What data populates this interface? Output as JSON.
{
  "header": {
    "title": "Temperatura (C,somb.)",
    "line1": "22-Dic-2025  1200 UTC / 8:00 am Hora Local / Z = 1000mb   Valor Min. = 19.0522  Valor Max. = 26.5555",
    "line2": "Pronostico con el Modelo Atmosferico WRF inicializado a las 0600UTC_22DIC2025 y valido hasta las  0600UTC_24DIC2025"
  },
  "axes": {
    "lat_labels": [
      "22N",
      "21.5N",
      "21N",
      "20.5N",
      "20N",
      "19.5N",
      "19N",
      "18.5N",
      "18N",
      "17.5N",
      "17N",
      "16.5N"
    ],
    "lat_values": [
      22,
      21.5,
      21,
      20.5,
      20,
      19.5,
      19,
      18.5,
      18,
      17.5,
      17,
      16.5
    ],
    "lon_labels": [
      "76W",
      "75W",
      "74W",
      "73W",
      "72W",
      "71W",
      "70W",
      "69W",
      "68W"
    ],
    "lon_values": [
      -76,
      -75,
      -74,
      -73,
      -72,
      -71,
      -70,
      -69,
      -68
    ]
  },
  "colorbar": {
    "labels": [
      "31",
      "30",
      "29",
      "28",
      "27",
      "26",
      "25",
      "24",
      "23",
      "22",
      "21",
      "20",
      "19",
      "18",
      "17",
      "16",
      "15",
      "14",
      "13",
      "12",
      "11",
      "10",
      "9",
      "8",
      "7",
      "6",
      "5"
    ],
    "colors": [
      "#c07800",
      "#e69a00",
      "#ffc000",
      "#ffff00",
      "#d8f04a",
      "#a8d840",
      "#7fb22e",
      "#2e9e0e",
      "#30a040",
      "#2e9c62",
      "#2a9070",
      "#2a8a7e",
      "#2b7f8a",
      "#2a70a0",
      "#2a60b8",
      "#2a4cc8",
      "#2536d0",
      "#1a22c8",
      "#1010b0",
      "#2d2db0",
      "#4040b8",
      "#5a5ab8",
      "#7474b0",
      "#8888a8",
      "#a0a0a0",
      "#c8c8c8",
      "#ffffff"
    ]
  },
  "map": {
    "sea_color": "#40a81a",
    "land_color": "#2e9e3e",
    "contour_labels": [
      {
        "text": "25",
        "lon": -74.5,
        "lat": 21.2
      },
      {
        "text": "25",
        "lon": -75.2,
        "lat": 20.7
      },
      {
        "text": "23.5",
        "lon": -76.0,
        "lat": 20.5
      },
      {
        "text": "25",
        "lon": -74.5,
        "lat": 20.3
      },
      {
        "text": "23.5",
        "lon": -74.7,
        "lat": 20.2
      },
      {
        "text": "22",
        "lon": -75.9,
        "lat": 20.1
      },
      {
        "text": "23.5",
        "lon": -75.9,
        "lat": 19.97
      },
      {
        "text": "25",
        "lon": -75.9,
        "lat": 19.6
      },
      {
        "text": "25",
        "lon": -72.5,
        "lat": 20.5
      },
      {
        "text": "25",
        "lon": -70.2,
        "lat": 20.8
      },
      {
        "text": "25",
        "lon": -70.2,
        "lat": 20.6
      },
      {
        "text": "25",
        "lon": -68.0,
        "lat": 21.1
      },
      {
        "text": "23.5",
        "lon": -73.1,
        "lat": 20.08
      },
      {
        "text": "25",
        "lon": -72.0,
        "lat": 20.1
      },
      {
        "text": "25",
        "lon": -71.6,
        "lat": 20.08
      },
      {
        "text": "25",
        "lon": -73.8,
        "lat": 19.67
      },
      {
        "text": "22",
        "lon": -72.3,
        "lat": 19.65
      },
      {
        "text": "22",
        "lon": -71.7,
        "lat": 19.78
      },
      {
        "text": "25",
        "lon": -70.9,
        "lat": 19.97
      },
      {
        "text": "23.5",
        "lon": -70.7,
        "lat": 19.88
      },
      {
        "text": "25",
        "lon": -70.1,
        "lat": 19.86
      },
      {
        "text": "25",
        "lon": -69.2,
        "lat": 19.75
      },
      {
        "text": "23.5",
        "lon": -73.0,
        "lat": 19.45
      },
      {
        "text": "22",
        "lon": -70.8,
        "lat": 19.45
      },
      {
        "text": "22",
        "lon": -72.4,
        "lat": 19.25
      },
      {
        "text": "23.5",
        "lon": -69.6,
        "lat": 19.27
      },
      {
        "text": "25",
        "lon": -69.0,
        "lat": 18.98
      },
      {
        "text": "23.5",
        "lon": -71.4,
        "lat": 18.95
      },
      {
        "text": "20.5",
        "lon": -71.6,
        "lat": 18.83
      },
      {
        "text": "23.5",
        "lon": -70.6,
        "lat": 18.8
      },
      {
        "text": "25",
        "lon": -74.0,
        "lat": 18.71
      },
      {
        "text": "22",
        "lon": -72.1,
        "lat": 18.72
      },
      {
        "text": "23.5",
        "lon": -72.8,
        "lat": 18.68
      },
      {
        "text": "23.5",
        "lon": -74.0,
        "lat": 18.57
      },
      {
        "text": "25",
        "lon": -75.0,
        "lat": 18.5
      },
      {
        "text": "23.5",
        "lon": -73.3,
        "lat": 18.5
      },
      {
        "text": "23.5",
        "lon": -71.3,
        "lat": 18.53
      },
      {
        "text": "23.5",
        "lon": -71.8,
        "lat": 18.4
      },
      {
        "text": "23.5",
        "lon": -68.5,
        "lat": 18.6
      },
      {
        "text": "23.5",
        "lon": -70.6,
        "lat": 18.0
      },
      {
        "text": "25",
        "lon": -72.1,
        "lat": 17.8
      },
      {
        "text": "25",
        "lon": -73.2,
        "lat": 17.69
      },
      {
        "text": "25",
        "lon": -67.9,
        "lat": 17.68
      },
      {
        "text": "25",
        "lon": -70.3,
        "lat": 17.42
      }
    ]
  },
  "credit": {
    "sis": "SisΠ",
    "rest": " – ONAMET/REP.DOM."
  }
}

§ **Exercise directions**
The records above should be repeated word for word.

§ **Answer box**
What data populates this interface? Output as JSON.
{
  "header": {
    "title": "Temperatura (C,somb.)",
    "line1": "22-Dic-2025  1200 UTC / 8:00 am Hora Local / Z = 1000mb   Valor Min. = 19.0522  Valor Max. = 26.5555",
    "line2": "Pronostico con el Modelo Atmosferico WRF inicializado a las 0600UTC_22DIC2025 y valido hasta las  0600UTC_24DIC2025"
  },
  "axes": {
    "lat_labels": [
      "22N",
      "21.5N",
      "21N",
      "20.5N",
      "20N",
      "19.5N",
      "19N",
      "18.5N",
      "18N",
      "17.5N",
      "17N",
      "16.5N"
    ],
    "lat_values": [
      22,
      21.5,
      21,
      20.5,
      20,
      19.5,
      19,
      18.5,
      18,
      17.5,
      17,
      16.5
    ],
    "lon_labels": [
      "76W",
      "75W",
      "74W",
      "73W",
      "72W",
      "71W",
      "70W",
      "69W",
      "68W"
    ],
    "lon_values": [
      -76,
      -75,
      -74,
      -73,
      -72,
      -71,
      -70,
      -69,
      -68
    ]
  },
  "colorbar": {
    "labels": [
      "31",
      "30",
      "29",
      "28",
      "27",
      "26",
      "25",
      "24",
      "23",
      "22",
      "21",
      "20",
      "19",
      "18",
      "17",
      "16",
      "15",
      "14",
      "13",
      "12",
      "11",
      "10",
      "9",
      "8",
      "7",
      "6",
      "5"
    ],
    "colors": [
      "#c07800",
      "#e69a00",
      "#ffc000",
      "#ffff00",
      "#d8f04a",
      "#a8d840",
      "#7fb22e",
      "#2e9e0e",
      "#30a040",
      "#2e9c62",
      "#2a9070",
      "#2a8a7e",
      "#2b7f8a",
      "#2a70a0",
      "#2a60b8",
      "#2a4cc8",
      "#2536d0",
      "#1a22c8",
      "#1010b0",
      "#2d2db0",
      "#4040b8",
      "#5a5ab8",
      "#7474b0",
      "#8888a8",
      "#a0a0a0",
      "#c8c8c8",
      "#ffffff"
    ]
  },
  "map": {
    "sea_color": "#40a81a",
    "land_color": "#2e9e3e",
    "contour_labels": [
      {
        "text": "25",
        "lon": -74.5,
        "lat": 21.2
      },
      {
        "text": "25",
        "lon": -75.2,
        "lat": 20.7
      },
      {
        "text": "23.5",
        "lon": -76.0,
        "lat": 20.5
      },
      {
        "text": "25",
        "lon": -74.5,
        "lat": 20.3
      },
      {
        "text": "23.5",
        "lon": -74.7,
        "lat": 20.2
      },
      {
        "text": "22",
        "lon": -75.9,
        "lat": 20.1
      },
      {
        "text": "23.5",
        "lon": -75.9,
        "lat": 19.97
      },
      {
        "text": "25",
        "lon": -75.9,
        "lat": 19.6
      },
      {
        "text": "25",
        "lon": -72.5,
        "lat": 20.5
      },
      {
        "text": "25",
        "lon": -70.2,
        "lat": 20.8
      },
      {
        "text": "25",
        "lon": -70.2,
        "lat": 20.6
      },
      {
        "text": "25",
        "lon": -68.0,
        "lat": 21.1
      },
      {
        "text": "23.5",
        "lon": -73.1,
        "lat": 20.08
      },
      {
        "text": "25",
        "lon": -72.0,
        "lat": 20.1
      },
      {
        "text": "25",
        "lon": -71.6,
        "lat": 20.08
      },
      {
        "text": "25",
        "lon": -73.8,
        "lat": 19.67
      },
      {
        "text": "22",
        "lon": -72.3,
        "lat": 19.65
      },
      {
        "text": "22",
        "lon": -71.7,
        "lat": 19.78
      },
      {
        "text": "25",
        "lon": -70.9,
        "lat": 19.97
      },
      {
        "text": "23.5",
        "lon": -70.7,
        "lat": 19.88
      },
      {
        "text": "25",
        "lon": -70.1,
        "lat": 19.86
      },
      {
        "text": "25",
        "lon": -69.2,
        "lat": 19.75
      },
      {
        "text": "23.5",
        "lon": -73.0,
        "lat": 19.45
      },
      {
        "text": "22",
        "lon": -70.8,
        "lat": 19.45
      },
      {
        "text": "22",
        "lon": -72.4,
        "lat": 19.25
      },
      {
        "text": "23.5",
        "lon": -69.6,
        "lat": 19.27
      },
      {
        "text": "25",
        "lon": -69.0,
        "lat": 18.98
      },
      {
        "text": "23.5",
        "lon": -71.4,
        "lat": 18.95
      },
      {
        "text": "20.5",
        "lon": -71.6,
        "lat": 18.83
      },
      {
        "text": "23.5",
        "lon": -70.6,
        "lat": 18.8
      },
      {
        "text": "25",
        "lon": -74.0,
        "lat": 18.71
      },
      {
        "text": "22",
        "lon": -72.1,
        "lat": 18.72
      },
      {
        "text": "23.5",
        "lon": -72.8,
        "lat": 18.68
      },
      {
        "text": "23.5",
        "lon": -74.0,
        "lat": 18.57
      },
      {
        "text": "25",
        "lon": -75.0,
        "lat": 18.5
      },
      {
        "text": "23.5",
        "lon": -73.3,
        "lat": 18.5
      },
      {
        "text": "23.5",
        "lon": -71.3,
        "lat": 18.53
      },
      {
        "text": "23.5",
        "lon": -71.8,
        "lat": 18.4
      },
      {
        "text": "23.5",
        "lon": -68.5,
        "lat": 18.6
      },
      {
        "text": "23.5",
        "lon": -70.6,
        "lat": 18.0
      },
      {
        "text": "25",
        "lon": -72.1,
        "lat": 17.8
      },
      {
        "text": "25",
        "lon": -73.2,
        "lat": 17.69
      },
      {
        "text": "25",
        "lon": -67.9,
        "lat": 17.68
      },
      {
        "text": "25",
        "lon": -70.3,
        "lat": 17.42
      }
    ]
  },
  "credit": {
    "sis": "SisΠ",
    "rest": " – ONAMET/REP.DOM."
  }
}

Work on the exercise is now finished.